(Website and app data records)
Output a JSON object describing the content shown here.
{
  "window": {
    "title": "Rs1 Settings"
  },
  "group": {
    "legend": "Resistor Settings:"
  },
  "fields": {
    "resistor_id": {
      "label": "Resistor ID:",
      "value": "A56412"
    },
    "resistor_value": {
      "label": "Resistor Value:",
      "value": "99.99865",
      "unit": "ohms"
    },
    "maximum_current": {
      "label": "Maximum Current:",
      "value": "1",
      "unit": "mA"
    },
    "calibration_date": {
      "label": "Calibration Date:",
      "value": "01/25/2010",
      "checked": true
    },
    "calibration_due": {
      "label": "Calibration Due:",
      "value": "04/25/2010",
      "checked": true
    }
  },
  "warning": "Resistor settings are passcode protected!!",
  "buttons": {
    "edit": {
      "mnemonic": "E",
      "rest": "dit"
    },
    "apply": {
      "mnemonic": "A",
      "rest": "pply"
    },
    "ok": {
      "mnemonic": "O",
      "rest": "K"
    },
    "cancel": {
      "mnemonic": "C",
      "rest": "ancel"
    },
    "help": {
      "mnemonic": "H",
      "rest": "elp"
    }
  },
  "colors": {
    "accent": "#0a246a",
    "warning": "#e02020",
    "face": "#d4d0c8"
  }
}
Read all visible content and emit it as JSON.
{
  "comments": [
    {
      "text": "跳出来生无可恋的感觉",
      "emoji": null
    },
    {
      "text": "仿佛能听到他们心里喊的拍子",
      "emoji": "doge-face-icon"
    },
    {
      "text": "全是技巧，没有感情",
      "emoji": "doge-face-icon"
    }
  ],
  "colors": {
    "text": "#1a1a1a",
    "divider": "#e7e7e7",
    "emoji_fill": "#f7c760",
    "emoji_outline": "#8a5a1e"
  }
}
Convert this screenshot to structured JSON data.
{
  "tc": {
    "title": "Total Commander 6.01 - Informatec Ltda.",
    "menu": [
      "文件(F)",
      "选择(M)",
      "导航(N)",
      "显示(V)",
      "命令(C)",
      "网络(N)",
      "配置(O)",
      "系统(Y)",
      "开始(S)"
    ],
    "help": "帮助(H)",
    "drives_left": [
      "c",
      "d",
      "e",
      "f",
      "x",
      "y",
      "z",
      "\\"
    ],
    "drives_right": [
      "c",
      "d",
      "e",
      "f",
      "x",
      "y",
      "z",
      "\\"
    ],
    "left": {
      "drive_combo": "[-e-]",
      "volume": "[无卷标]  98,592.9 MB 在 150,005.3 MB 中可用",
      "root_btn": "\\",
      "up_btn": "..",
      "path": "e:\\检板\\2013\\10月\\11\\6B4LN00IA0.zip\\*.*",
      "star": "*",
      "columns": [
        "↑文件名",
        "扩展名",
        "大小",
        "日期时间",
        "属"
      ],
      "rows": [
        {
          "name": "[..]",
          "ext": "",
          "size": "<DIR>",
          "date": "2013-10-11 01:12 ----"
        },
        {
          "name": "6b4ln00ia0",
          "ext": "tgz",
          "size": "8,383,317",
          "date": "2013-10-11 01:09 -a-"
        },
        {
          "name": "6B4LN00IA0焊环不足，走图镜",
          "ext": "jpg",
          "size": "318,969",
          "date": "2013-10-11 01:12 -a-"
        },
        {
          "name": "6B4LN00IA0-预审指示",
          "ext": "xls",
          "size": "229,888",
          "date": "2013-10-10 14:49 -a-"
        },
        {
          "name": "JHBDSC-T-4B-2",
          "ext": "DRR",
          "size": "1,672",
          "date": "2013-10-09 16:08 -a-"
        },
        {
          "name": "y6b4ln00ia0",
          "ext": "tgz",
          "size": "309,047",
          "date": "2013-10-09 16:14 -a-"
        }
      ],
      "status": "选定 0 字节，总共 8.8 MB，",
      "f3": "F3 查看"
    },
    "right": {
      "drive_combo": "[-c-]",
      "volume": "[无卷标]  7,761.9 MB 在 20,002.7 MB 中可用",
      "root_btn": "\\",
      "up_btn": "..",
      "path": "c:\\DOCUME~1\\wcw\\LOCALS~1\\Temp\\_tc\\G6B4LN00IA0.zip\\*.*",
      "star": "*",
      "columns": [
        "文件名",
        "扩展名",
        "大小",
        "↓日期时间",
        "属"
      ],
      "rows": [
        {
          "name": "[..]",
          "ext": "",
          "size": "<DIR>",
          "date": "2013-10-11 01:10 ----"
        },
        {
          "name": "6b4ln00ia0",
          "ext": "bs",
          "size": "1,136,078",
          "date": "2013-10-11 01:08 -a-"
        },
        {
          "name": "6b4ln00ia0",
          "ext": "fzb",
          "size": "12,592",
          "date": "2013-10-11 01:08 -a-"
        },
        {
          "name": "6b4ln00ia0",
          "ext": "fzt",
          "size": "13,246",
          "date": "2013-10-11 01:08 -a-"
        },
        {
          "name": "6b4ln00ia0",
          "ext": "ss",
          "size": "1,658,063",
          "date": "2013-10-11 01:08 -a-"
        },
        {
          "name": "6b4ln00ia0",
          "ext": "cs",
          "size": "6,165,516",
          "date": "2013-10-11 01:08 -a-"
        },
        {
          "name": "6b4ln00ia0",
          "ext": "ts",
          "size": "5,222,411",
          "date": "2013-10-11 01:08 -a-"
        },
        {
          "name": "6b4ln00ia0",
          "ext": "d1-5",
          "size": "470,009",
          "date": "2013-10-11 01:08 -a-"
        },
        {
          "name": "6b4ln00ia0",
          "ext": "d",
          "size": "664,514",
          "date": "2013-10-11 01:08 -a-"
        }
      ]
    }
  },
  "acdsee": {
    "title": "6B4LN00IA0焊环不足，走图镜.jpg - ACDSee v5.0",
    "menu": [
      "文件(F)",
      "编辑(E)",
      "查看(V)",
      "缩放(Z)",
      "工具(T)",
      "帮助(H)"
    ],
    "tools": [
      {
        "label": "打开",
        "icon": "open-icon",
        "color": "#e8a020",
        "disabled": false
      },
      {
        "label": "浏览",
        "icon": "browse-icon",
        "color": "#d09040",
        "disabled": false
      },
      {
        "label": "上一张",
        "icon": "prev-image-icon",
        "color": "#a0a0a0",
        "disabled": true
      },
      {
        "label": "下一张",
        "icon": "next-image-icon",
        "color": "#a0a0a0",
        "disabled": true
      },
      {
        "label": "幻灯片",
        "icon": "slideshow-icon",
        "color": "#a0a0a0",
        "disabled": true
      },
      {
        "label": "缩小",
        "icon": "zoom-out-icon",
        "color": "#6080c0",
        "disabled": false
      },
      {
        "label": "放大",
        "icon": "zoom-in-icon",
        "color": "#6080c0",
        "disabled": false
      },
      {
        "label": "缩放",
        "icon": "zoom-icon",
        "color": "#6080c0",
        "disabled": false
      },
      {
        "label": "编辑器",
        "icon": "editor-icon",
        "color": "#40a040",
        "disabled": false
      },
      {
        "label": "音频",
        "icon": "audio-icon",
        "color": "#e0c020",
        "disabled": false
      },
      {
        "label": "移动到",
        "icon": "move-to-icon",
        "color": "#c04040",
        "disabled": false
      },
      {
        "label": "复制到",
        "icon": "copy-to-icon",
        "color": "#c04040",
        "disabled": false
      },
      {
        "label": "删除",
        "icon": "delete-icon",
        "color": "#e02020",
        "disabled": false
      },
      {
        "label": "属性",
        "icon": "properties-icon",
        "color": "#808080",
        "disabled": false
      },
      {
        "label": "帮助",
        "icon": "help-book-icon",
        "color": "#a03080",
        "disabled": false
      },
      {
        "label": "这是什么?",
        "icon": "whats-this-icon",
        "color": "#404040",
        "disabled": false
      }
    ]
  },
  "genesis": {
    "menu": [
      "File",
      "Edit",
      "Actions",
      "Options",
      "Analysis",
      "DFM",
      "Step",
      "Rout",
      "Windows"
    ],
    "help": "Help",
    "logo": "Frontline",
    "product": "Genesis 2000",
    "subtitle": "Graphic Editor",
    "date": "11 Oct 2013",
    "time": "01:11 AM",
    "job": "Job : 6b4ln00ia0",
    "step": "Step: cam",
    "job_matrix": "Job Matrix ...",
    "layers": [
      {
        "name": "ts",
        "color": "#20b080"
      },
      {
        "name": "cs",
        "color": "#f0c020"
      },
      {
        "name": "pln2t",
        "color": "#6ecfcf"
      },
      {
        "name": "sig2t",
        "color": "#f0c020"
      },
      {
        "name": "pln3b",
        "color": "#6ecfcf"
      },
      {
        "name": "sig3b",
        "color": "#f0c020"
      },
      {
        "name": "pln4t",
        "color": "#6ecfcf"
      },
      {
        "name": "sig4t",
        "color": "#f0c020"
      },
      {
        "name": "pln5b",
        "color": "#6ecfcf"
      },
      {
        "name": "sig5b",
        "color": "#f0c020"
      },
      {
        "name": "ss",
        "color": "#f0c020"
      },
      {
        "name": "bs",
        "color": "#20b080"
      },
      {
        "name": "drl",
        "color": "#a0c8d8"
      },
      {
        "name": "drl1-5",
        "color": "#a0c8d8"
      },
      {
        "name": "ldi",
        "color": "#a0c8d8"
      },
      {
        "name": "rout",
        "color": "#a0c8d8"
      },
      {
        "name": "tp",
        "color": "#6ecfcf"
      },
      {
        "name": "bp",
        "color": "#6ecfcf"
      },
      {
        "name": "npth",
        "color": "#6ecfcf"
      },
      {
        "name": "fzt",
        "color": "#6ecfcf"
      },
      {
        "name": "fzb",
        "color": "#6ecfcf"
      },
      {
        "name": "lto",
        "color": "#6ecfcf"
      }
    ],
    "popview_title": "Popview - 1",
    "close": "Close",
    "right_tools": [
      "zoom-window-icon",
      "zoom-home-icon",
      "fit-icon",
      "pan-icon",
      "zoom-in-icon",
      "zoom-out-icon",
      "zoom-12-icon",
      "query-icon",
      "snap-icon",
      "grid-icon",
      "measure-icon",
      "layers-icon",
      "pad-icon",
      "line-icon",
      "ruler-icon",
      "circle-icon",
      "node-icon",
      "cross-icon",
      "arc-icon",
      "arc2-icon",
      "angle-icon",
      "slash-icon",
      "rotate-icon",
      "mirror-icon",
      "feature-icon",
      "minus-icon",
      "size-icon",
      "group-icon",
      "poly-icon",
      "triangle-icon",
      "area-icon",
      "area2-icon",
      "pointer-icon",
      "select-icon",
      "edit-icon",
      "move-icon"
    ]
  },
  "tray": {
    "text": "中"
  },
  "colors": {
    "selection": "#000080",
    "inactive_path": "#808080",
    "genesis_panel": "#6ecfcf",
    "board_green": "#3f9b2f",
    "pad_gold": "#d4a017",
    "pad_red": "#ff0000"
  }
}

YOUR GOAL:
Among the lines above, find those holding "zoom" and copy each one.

TASK OUTPUT:
        "icon": "zoom-out-icon",
        "icon": "zoom-in-icon",
        "icon": "zoom-icon",
      "zoom-window-icon",
      "zoom-home-icon",
      "zoom-in-icon",
      "zoom-out-icon",
      "zoom-12-icon",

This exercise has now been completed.